In Robles v. EDD (pdf) the employee was terminated for attempting to use his safety shoe allowance to buy shoes for a friend in need.  The store clerk would not let him buy the shoes for his friend and informed his employer of the attempted purchase.  The employee wrote a statement indicating that he didn’t understand the limits of what he could do with his safety shoe allowance, he had two pairs of safety shoes already, he deeply regretted his attempt to buy shoes for his friend, and promised not to do it again.  He was fired anyway.
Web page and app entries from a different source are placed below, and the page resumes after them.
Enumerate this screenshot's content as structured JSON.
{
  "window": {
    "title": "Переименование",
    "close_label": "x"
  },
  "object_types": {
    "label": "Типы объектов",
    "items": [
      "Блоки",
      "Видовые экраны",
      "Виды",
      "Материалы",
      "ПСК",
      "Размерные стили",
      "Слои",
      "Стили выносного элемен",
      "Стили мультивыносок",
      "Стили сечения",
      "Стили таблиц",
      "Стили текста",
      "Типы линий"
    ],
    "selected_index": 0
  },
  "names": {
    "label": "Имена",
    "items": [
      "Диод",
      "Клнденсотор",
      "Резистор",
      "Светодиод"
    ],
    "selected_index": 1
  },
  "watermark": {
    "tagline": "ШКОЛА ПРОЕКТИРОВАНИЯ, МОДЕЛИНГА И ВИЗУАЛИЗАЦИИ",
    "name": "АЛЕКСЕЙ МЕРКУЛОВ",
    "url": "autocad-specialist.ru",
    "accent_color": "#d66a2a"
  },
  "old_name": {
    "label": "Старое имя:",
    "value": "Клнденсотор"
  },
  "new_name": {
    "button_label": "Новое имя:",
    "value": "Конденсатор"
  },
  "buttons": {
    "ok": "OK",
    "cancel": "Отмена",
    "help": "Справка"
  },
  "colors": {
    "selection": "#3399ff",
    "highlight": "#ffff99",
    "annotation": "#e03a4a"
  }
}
Whether an employee is entitled to unemployment depends on whether the reason for his termination rises to the level of “misconduct” as that term is defined in Section 1256 of the Cal. Unemployment Insurance Code.  The Robles case explains that to rise to the level of misconduct, the conduct must be willful, volitional, and intentional.  Conduct may be harmful to the employer’s interests, and certainly justify termination, yet still not equate to misconduct under the Code.  In fact, the Court of Appeal found that given this employee’s lack of understanding of the shoe policy and his words of regret, that his actions did not rise to the level of misconduct, and that he was entitled to unemployment.

The Court also explains that circumstantial evidence can be used to prove intent, such as multiple warnings to an employee about a particular type of policy violation.  Therefore, if you have proof that the employee knew of the applicable policy and intentionally disregarded it, then the misconduct standard may be met.  Even so, it is important to keep in mind that many (if not most) terminations will not result in the denial of unemployment.  Moreover, fighting an unemployment claim and losing it, may result in the disgruntled ex-employee feeling vindicated – indeed, just vindicated enough to sue you.

The lessons here? (1) Think twice before fighting a losing battle; and (2) don’t underestimate the power of an apology.